**To do:** Could you output the listing that follows exactly, without its images?

**Dataset content:**
- Opening Delimiter -
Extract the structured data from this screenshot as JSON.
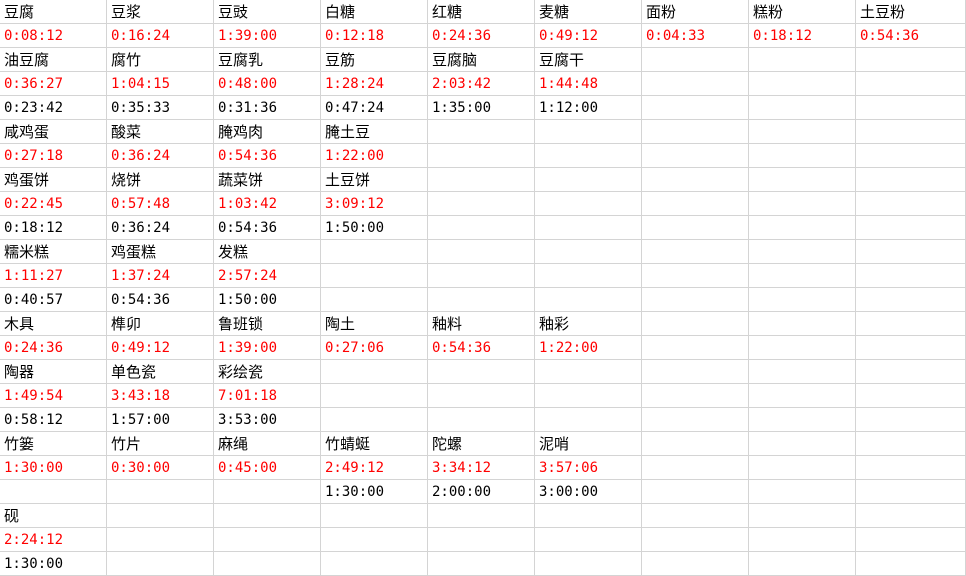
{
  "colors": {
    "cooking_time": "#ff0000",
    "base_time": "#000000",
    "grid": "#d4d4d4"
  },
  "rows": [
    {
      "type": "name",
      "cells": [
        "豆腐",
        "豆浆",
        "豆豉",
        "白糖",
        "红糖",
        "麦糖",
        "面粉",
        "糕粉",
        "土豆粉"
      ]
    },
    {
      "type": "red",
      "cells": [
        "0:08:12",
        "0:16:24",
        "1:39:00",
        "0:12:18",
        "0:24:36",
        "0:49:12",
        "0:04:33",
        "0:18:12",
        "0:54:36"
      ]
    },
    {
      "type": "name",
      "cells": [
        "油豆腐",
        "腐竹",
        "豆腐乳",
        "豆筋",
        "豆腐脑",
        "豆腐干",
        "",
        "",
        ""
      ]
    },
    {
      "type": "red",
      "cells": [
        "0:36:27",
        "1:04:15",
        "0:48:00",
        "1:28:24",
        "2:03:42",
        "1:44:48",
        "",
        "",
        ""
      ]
    },
    {
      "type": "black",
      "cells": [
        "0:23:42",
        "0:35:33",
        "0:31:36",
        "0:47:24",
        "1:35:00",
        "1:12:00",
        "",
        "",
        ""
      ]
    },
    {
      "type": "name",
      "cells": [
        "咸鸡蛋",
        "酸菜",
        "腌鸡肉",
        "腌土豆",
        "",
        "",
        "",
        "",
        ""
      ]
    },
    {
      "type": "red",
      "cells": [
        "0:27:18",
        "0:36:24",
        "0:54:36",
        "1:22:00",
        "",
        "",
        "",
        "",
        ""
      ]
    },
    {
      "type": "name",
      "cells": [
        "鸡蛋饼",
        "烧饼",
        "蔬菜饼",
        "土豆饼",
        "",
        "",
        "",
        "",
        ""
      ]
    },
    {
      "type": "red",
      "cells": [
        "0:22:45",
        "0:57:48",
        "1:03:42",
        "3:09:12",
        "",
        "",
        "",
        "",
        ""
      ]
    },
    {
      "type": "black",
      "cells": [
        "0:18:12",
        "0:36:24",
        "0:54:36",
        "1:50:00",
        "",
        "",
        "",
        "",
        ""
      ]
    },
    {
      "type": "name",
      "cells": [
        "糯米糕",
        "鸡蛋糕",
        "发糕",
        "",
        "",
        "",
        "",
        "",
        ""
      ]
    },
    {
      "type": "red",
      "cells": [
        "1:11:27",
        "1:37:24",
        "2:57:24",
        "",
        "",
        "",
        "",
        "",
        ""
      ]
    },
    {
      "type": "black",
      "cells": [
        "0:40:57",
        "0:54:36",
        "1:50:00",
        "",
        "",
        "",
        "",
        "",
        ""
      ]
    },
    {
      "type": "name",
      "cells": [
        "木具",
        "榫卯",
        "鲁班锁",
        "陶土",
        "釉料",
        "釉彩",
        "",
        "",
        ""
      ]
    },
    {
      "type": "red",
      "cells": [
        "0:24:36",
        "0:49:12",
        "1:39:00",
        "0:27:06",
        "0:54:36",
        "1:22:00",
        "",
        "",
        ""
      ]
    },
    {
      "type": "name",
      "cells": [
        "陶器",
        "单色瓷",
        "彩绘瓷",
        "",
        "",
        "",
        "",
        "",
        ""
      ]
    },
    {
      "type": "red",
      "cells": [
        "1:49:54",
        "3:43:18",
        "7:01:18",
        "",
        "",
        "",
        "",
        "",
        ""
      ]
    },
    {
      "type": "black",
      "cells": [
        "0:58:12",
        "1:57:00",
        "3:53:00",
        "",
        "",
        "",
        "",
        "",
        ""
      ]
    },
    {
      "type": "name",
      "cells": [
        "竹篓",
        "竹片",
        "麻绳",
        "竹蜻蜓",
        "陀螺",
        "泥哨",
        "",
        "",
        ""
      ]
    },
    {
      "type": "red",
      "cells": [
        "1:30:00",
        "0:30:00",
        "0:45:00",
        "2:49:12",
        "3:34:12",
        "3:57:06",
        "",
        "",
        ""
      ]
    },
    {
      "type": "black",
      "cells": [
        "",
        "",
        "",
        "1:30:00",
        "2:00:00",
        "3:00:00",
        "",
        "",
        ""
      ]
    },
    {
      "type": "name",
      "cells": [
        "砚",
        "",
        "",
        "",
        "",
        "",
        "",
        "",
        ""
      ]
    },
    {
      "type": "red",
      "cells": [
        "2:24:12",
        "",
        "",
        "",
        "",
        "",
        "",
        "",
        ""
      ]
    },
    {
      "type": "black",
      "cells": [
        "1:30:00",
        "",
        "",
        "",
        "",
        "",
        "",
        "",
        ""
      ]
    }
  ]
}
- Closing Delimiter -
**Your solution:**
Extract the structured data from this screenshot as JSON.
{
  "colors": {
    "cooking_time": "#ff0000",
    "base_time": "#000000",
    "grid": "#d4d4d4"
  },
  "rows": [
    {
      "type": "name",
      "cells": [
        "豆腐",
        "豆浆",
        "豆豉",
        "白糖",
        "红糖",
        "麦糖",
        "面粉",
        "糕粉",
        "土豆粉"
      ]
    },
    {
      "type": "red",
      "cells": [
        "0:08:12",
        "0:16:24",
        "1:39:00",
        "0:12:18",
        "0:24:36",
        "0:49:12",
        "0:04:33",
        "0:18:12",
        "0:54:36"
      ]
    },
    {
      "type": "name",
      "cells": [
        "油豆腐",
        "腐竹",
        "豆腐乳",
        "豆筋",
        "豆腐脑",
        "豆腐干",
        "",
        "",
        ""
      ]
    },
    {
      "type": "red",
      "cells": [
        "0:36:27",
        "1:04:15",
        "0:48:00",
        "1:28:24",
        "2:03:42",
        "1:44:48",
        "",
        "",
        ""
      ]
    },
    {
      "type": "black",
      "cells": [
        "0:23:42",
        "0:35:33",
        "0:31:36",
        "0:47:24",
        "1:35:00",
        "1:12:00",
        "",
        "",
        ""
      ]
    },
    {
      "type": "name",
      "cells": [
        "咸鸡蛋",
        "酸菜",
        "腌鸡肉",
        "腌土豆",
        "",
        "",
        "",
        "",
        ""
      ]
    },
    {
      "type": "red",
      "cells": [
        "0:27:18",
        "0:36:24",
        "0:54:36",
        "1:22:00",
        "",
        "",
        "",
        "",
        ""
      ]
    },
    {
      "type": "name",
      "cells": [
        "鸡蛋饼",
        "烧饼",
        "蔬菜饼",
        "土豆饼",
        "",
        "",
        "",
        "",
        ""
      ]
    },
    {
      "type": "red",
      "cells": [
        "0:22:45",
        "0:57:48",
        "1:03:42",
        "3:09:12",
        "",
        "",
        "",
        "",
        ""
      ]
    },
    {
      "type": "black",
      "cells": [
        "0:18:12",
        "0:36:24",
        "0:54:36",
        "1:50:00",
        "",
        "",
        "",
        "",
        ""
      ]
    },
    {
      "type": "name",
      "cells": [
        "糯米糕",
        "鸡蛋糕",
        "发糕",
        "",
        "",
        "",
        "",
        "",
        ""
      ]
    },
    {
      "type": "red",
      "cells": [
        "1:11:27",
        "1:37:24",
        "2:57:24",
        "",
        "",
        "",
        "",
        "",
        ""
      ]
    },
    {
      "type": "black",
      "cells": [
        "0:40:57",
        "0:54:36",
        "1:50:00",
        "",
        "",
        "",
        "",
        "",
        ""
      ]
    },
    {
      "type": "name",
      "cells": [
        "木具",
        "榫卯",
        "鲁班锁",
        "陶土",
        "釉料",
        "釉彩",
        "",
        "",
        ""
      ]
    },
    {
      "type": "red",
      "cells": [
        "0:24:36",
        "0:49:12",
        "1:39:00",
        "0:27:06",
        "0:54:36",
        "1:22:00",
        "",
        "",
        ""
      ]
    },
    {
      "type": "name",
      "cells": [
        "陶器",
        "单色瓷",
        "彩绘瓷",
        "",
        "",
        "",
        "",
        "",
        ""
      ]
    },
    {
      "type": "red",
      "cells": [
        "1:49:54",
        "3:43:18",
        "7:01:18",
        "",
        "",
        "",
        "",
        "",
        ""
      ]
    },
    {
      "type": "black",
      "cells": [
        "0:58:12",
        "1:57:00",
        "3:53:00",
        "",
        "",
        "",
        "",
        "",
        ""
      ]
    },
    {
      "type": "name",
      "cells": [
        "竹篓",
        "竹片",
        "麻绳",
        "竹蜻蜓",
        "陀螺",
        "泥哨",
        "",
        "",
        ""
      ]
    },
    {
      "type": "red",
      "cells": [
        "1:30:00",
        "0:30:00",
        "0:45:00",
        "2:49:12",
        "3:34:12",
        "3:57:06",
        "",
        "",
        ""
      ]
    },
    {
      "type": "black",
      "cells": [
        "",
        "",
        "",
        "1:30:00",
        "2:00:00",
        "3:00:00",
        "",
        "",
        ""
      ]
    },
    {
      "type": "name",
      "cells": [
        "砚",
        "",
        "",
        "",
        "",
        "",
        "",
        "",
        ""
      ]
    },
    {
      "type": "red",
      "cells": [
        "2:24:12",
        "",
        "",
        "",
        "",
        "",
        "",
        "",
        ""
      ]
    },
    {
      "type": "black",
      "cells": [
        "1:30:00",
        "",
        "",
        "",
        "",
        "",
        "",
        "",
        ""
      ]
    }
  ]
}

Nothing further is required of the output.